Data in this exercise:
=-=-=-=-=

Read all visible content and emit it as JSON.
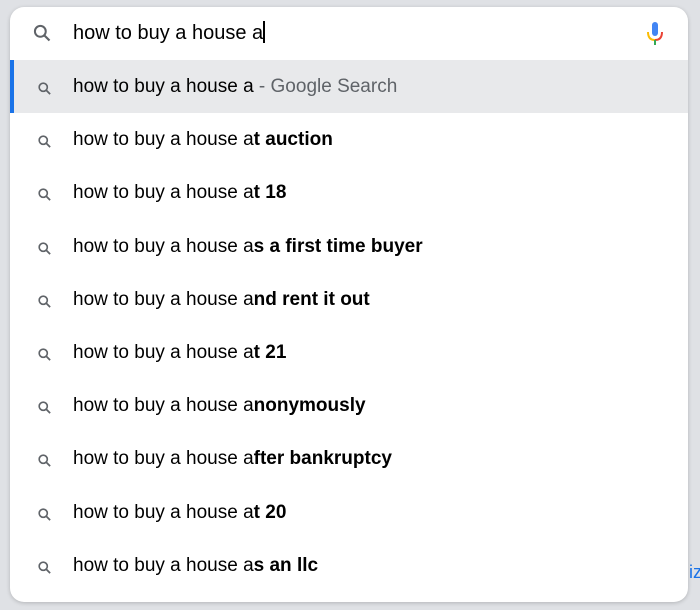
{
  "search": {
    "query": "how to buy a house a"
  },
  "colors": {
    "accent": "#1a73e8",
    "selected_bg": "#e8e9eb"
  },
  "suggestions": [
    {
      "prefix": "how to buy a house a",
      "bold": "",
      "suffix": " - Google Search",
      "selected": true
    },
    {
      "prefix": "how to buy a house a",
      "bold": "t auction"
    },
    {
      "prefix": "how to buy a house a",
      "bold": "t 18"
    },
    {
      "prefix": "how to buy a house a",
      "bold": "s a first time buyer"
    },
    {
      "prefix": "how to buy a house a",
      "bold": "nd rent it out"
    },
    {
      "prefix": "how to buy a house a",
      "bold": "t 21"
    },
    {
      "prefix": "how to buy a house a",
      "bold": "nonymously"
    },
    {
      "prefix": "how to buy a house a",
      "bold": "fter bankruptcy"
    },
    {
      "prefix": "how to buy a house a",
      "bold": "t 20"
    },
    {
      "prefix": "how to buy a house a",
      "bold": "s an llc"
    }
  ],
  "background_peek": "iz"
}
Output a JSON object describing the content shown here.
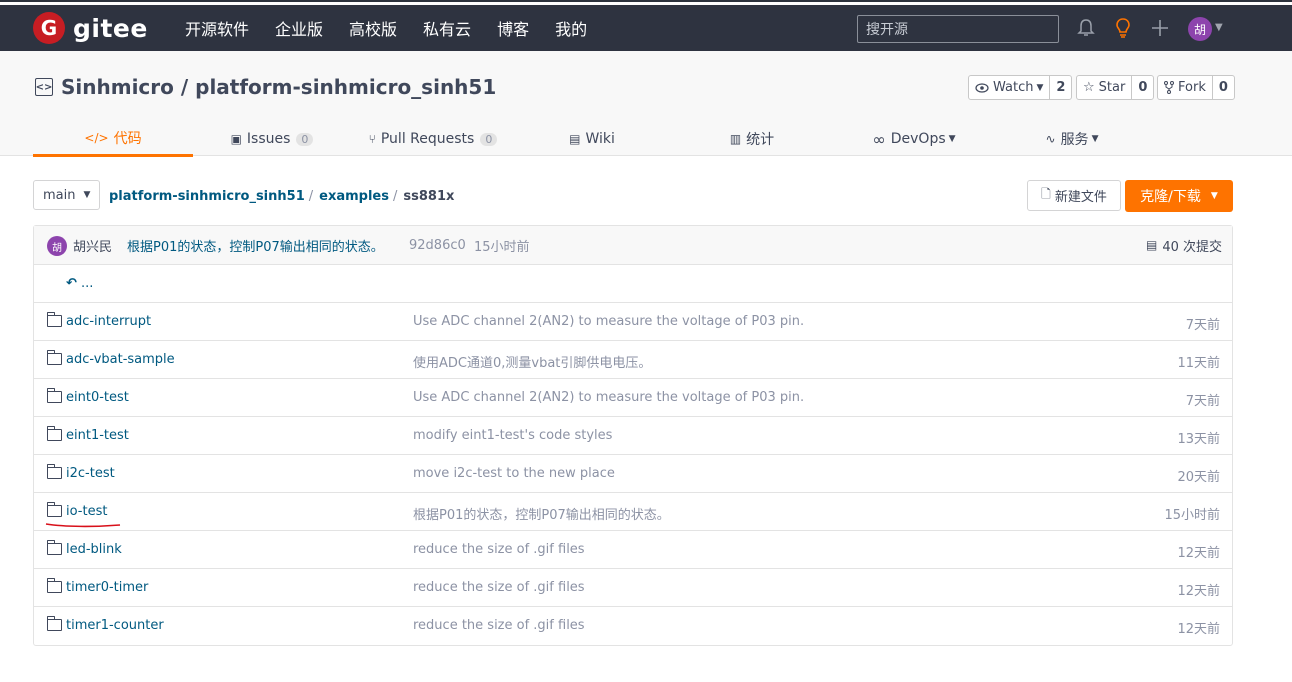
{
  "navbar": {
    "logo_letter": "G",
    "logo_text": "gitee",
    "items": [
      "开源软件",
      "企业版",
      "高校版",
      "私有云",
      "博客",
      "我的"
    ],
    "search_placeholder": "搜开源",
    "avatar_text": "胡"
  },
  "repo": {
    "title": "Sinhmicro / platform-sinhmicro_sinh51",
    "watch_label": "Watch",
    "watch_count": "2",
    "star_label": "Star",
    "star_count": "0",
    "fork_label": "Fork",
    "fork_count": "0"
  },
  "tabs": [
    {
      "label": "代码"
    },
    {
      "label": "Issues",
      "badge": "0"
    },
    {
      "label": "Pull Requests",
      "badge": "0"
    },
    {
      "label": "Wiki"
    },
    {
      "label": "统计"
    },
    {
      "label": "DevOps"
    },
    {
      "label": "服务"
    }
  ],
  "toolbar": {
    "branch": "main",
    "breadcrumb": [
      "platform-sinhmicro_sinh51",
      "examples",
      "ss881x"
    ],
    "new_file_label": "新建文件",
    "clone_label": "克隆/下载"
  },
  "commit": {
    "avatar_text": "胡",
    "author": "胡兴民",
    "message": "根据P01的状态，控制P07输出相同的状态。",
    "sha": "92d86c0",
    "time": "15小时前",
    "count_label": "40 次提交"
  },
  "back_label": "...",
  "files": [
    {
      "name": "adc-interrupt",
      "message": "Use ADC channel 2(AN2) to measure the voltage of P03 pin.",
      "time": "7天前"
    },
    {
      "name": "adc-vbat-sample",
      "message": "使用ADC通道0,测量vbat引脚供电电压。",
      "time": "11天前"
    },
    {
      "name": "eint0-test",
      "message": "Use ADC channel 2(AN2) to measure the voltage of P03 pin.",
      "time": "7天前"
    },
    {
      "name": "eint1-test",
      "message": "modify eint1-test's code styles",
      "time": "13天前"
    },
    {
      "name": "i2c-test",
      "message": "move i2c-test to the new place",
      "time": "20天前"
    },
    {
      "name": "io-test",
      "message": "根据P01的状态，控制P07输出相同的状态。",
      "time": "15小时前"
    },
    {
      "name": "led-blink",
      "message": "reduce the size of .gif files",
      "time": "12天前"
    },
    {
      "name": "timer0-timer",
      "message": "reduce the size of .gif files",
      "time": "12天前"
    },
    {
      "name": "timer1-counter",
      "message": "reduce the size of .gif files",
      "time": "12天前"
    }
  ],
  "colors": {
    "navbar_bg": "#2e3340",
    "accent": "#fe7300",
    "link": "#005980",
    "brand_red": "#c71d23",
    "annotation_red": "#d8101a"
  }
}
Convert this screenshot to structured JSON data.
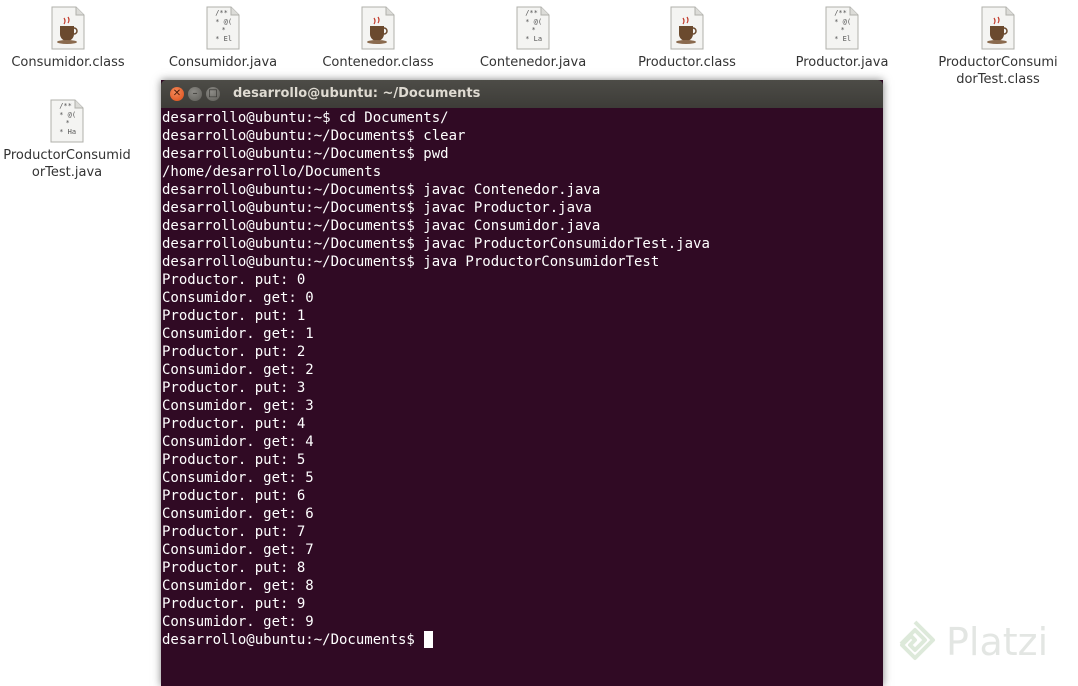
{
  "desktop": {
    "icons": [
      {
        "label": "Consumidor.class",
        "type": "class"
      },
      {
        "label": "Consumidor.java",
        "type": "java",
        "snippet": "/**\n * @(\n *\n * El"
      },
      {
        "label": "Contenedor.class",
        "type": "class"
      },
      {
        "label": "Contenedor.java",
        "type": "java",
        "snippet": "/**\n * @(\n *\n * La"
      },
      {
        "label": "Productor.class",
        "type": "class"
      },
      {
        "label": "Productor.java",
        "type": "java",
        "snippet": "/**\n * @(\n *\n * El"
      },
      {
        "label": "ProductorConsumidorTest.class",
        "type": "class"
      },
      {
        "label": "ProductorConsumidorTest.java",
        "type": "java",
        "snippet": "/**\n * @(\n *\n * Ha"
      }
    ]
  },
  "terminal": {
    "title": "desarrollo@ubuntu: ~/Documents",
    "background": "#300a24",
    "lines": [
      "desarrollo@ubuntu:~$ cd Documents/",
      "desarrollo@ubuntu:~/Documents$ clear",
      "desarrollo@ubuntu:~/Documents$ pwd",
      "/home/desarrollo/Documents",
      "desarrollo@ubuntu:~/Documents$ javac Contenedor.java",
      "desarrollo@ubuntu:~/Documents$ javac Productor.java",
      "desarrollo@ubuntu:~/Documents$ javac Consumidor.java",
      "desarrollo@ubuntu:~/Documents$ javac ProductorConsumidorTest.java",
      "desarrollo@ubuntu:~/Documents$ java ProductorConsumidorTest",
      "Productor. put: 0",
      "Consumidor. get: 0",
      "Productor. put: 1",
      "Consumidor. get: 1",
      "Productor. put: 2",
      "Consumidor. get: 2",
      "Productor. put: 3",
      "Consumidor. get: 3",
      "Productor. put: 4",
      "Consumidor. get: 4",
      "Productor. put: 5",
      "Consumidor. get: 5",
      "Productor. put: 6",
      "Consumidor. get: 6",
      "Productor. put: 7",
      "Consumidor. get: 7",
      "Productor. put: 8",
      "Consumidor. get: 8",
      "Productor. put: 9",
      "Consumidor. get: 9"
    ],
    "prompt": "desarrollo@ubuntu:~/Documents$"
  },
  "watermark": {
    "text": "Platzi"
  }
}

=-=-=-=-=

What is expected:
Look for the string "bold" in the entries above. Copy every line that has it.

Solution below:
      "bold": "",
      "bold": "t auction"
      "bold": "t 18"
      "bold": "s a first time buyer"
      "bold": "nd rent it out"
      "bold": "t 21"
      "bold": "nonymously"
      "bold": "fter bankruptcy"
      "bold": "t 20"
      "bold": "s an llc"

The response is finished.